The Machinery Directive (2006/42/EC) is the current legislation around machinery and has been mandatory in the EU since 2009.  The new Machinery Regulation 2023/1230 aspires to maintain the high level of safety that was achieved with the implementation of the Machinery Directive. Now is the time to prepare and meet all the specifications of the new Machinery Regulation in your company within the transitional period. Updates in terms of risk analysis, instructions for use and technical documentation, as well as conformity assessment and declaration of conformity with subsequent CE marking, mean that companies face changes ahead. The EU Machinery Regulation becomes legally binding in all EU states on 20th January 2027.

Overview of the most important changes

  • Machines subject to inspection

The list of machines subject to inspection, previously in Annex IV of the Machinery Directive 2006/42/EC, has “moved” to Annex I. Section A contains a list of high risk machines, for which mandatory inspection through a notified body is required. In future, six machine categories will be subject to inspection; application of a harmonised standard does not remove the inspection obligation. One reason for this are the current developments in Artificial Intelligence.

  • Substantial modification

The regulation now includes a definition of a substantial modification of machinery and the legal consequences of such a modification. A conformity assessment procedure is required if a machine undergoes major safety modifications. If a substantial modification has taken place, the user becomes the manufacturer for the change affected parts – with all the ensuing obligations.
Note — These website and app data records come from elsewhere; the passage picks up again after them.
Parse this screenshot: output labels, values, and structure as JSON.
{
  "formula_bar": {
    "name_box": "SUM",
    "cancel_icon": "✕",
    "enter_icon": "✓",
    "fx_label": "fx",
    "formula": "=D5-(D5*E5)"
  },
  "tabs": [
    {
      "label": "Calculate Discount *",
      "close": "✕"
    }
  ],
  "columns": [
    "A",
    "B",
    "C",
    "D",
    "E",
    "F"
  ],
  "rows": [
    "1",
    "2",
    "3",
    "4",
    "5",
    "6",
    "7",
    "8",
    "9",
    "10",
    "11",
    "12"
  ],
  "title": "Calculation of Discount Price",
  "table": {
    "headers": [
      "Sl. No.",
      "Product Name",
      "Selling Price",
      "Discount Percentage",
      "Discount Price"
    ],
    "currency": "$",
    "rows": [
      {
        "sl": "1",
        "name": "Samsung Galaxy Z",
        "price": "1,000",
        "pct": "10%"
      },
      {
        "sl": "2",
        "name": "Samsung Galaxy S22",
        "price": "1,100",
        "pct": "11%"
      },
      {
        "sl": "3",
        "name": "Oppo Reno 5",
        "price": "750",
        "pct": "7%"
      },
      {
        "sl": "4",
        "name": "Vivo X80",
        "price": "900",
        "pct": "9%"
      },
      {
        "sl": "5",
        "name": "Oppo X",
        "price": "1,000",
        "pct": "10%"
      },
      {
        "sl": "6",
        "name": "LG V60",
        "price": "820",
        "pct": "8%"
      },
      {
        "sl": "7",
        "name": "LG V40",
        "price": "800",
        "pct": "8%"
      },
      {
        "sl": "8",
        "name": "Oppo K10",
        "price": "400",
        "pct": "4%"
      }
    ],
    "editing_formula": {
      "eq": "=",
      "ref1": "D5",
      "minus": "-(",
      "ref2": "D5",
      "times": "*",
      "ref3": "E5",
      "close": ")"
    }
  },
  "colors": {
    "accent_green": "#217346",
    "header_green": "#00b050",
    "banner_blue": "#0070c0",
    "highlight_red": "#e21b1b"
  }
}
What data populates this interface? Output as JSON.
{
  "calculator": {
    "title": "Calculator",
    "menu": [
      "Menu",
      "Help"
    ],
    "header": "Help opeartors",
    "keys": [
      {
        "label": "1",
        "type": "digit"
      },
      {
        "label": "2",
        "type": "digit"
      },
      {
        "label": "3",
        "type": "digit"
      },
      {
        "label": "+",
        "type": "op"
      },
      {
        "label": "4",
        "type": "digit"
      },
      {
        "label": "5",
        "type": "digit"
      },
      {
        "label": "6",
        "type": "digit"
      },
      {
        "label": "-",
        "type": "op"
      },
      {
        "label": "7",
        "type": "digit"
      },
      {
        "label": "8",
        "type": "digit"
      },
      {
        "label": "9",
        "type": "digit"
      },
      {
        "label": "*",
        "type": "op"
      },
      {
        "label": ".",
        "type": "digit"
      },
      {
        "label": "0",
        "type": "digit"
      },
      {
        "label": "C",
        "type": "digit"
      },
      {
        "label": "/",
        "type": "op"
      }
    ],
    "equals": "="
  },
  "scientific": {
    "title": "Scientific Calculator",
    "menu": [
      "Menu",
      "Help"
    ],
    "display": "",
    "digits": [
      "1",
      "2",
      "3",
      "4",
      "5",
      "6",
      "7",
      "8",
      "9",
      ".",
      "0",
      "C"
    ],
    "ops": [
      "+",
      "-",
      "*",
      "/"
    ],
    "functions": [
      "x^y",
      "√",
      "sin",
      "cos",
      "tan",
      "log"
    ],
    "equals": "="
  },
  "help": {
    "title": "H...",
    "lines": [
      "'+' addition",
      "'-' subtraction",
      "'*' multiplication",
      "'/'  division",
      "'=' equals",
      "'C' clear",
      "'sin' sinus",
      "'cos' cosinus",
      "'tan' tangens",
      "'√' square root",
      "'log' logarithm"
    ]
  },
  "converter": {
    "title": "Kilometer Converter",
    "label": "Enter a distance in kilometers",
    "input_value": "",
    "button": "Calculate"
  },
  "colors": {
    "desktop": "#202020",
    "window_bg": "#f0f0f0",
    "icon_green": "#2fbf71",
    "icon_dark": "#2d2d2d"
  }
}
  • Safety components

The definition of safety components now includes not only physicaldigital and/or mixed-type components, but also software.

  • New digital technologies

The regulation also covers the safety risks arising from new, emerging digital technologies e.g. Artificial Intelligence, the Internet of Things and robotics

  • Industrial Security

In a new section entitled “Protection against corruption”, the Machinery Regulation now also establishes requirements for the industrial security of machinery. Accidental or intentional Security threats must not be allowed to compromise the machine’s safety functions. Manufacturers will need to draw up appropriate Industrial Security concepts, especially for networked machinery, but also for normal machinery to prevent unauthorized access. In addition, Manufacturers and Machine users will face demands from other areas of legislation (e.g. Cyber Resilience Act, Radio Equipment Directive and Information Systems -NIS 2).

  • Digital instructions

Manufacturers are allowed to supply instructions in digital form. The manufacturer must supply the instructions in paper format if requested. The Declaration of Conformity can also be provided in digital form.

What does the new Machinery Regulation mean for harmonised standards?

It’s unclear how the process will run with the existing harmonised standards under the Machinery Directive. As it currently stands, these will need to be relisted. With over 750 directly listed standards alone, that means a significant effort over several years. With a defined transition period of 42 months, the standards committees, with the support of NSAI members, will now have a lot of work ahead of them. It will be interesting to see whether the relevant standards will be available as harmonised standards by the time the EU Machinery Regulation comes into force. In any case, the Machinery Regulation leaves the door open to authorities to issue special transitional provisions. We will keep an eye out for you!

Find more detailed information here:

With thanks to Jurgen Bukowski, Chair of NSAI/TC 128 Machinery Safety and Global Consulting Engineer at Pilz with special expertise around international legislation


The views and opinions expressed on this website are not necessarily those of NSAI, nor does it assume any legal liability or responsibility for the accuracy, completeness, or usefulness of the information published.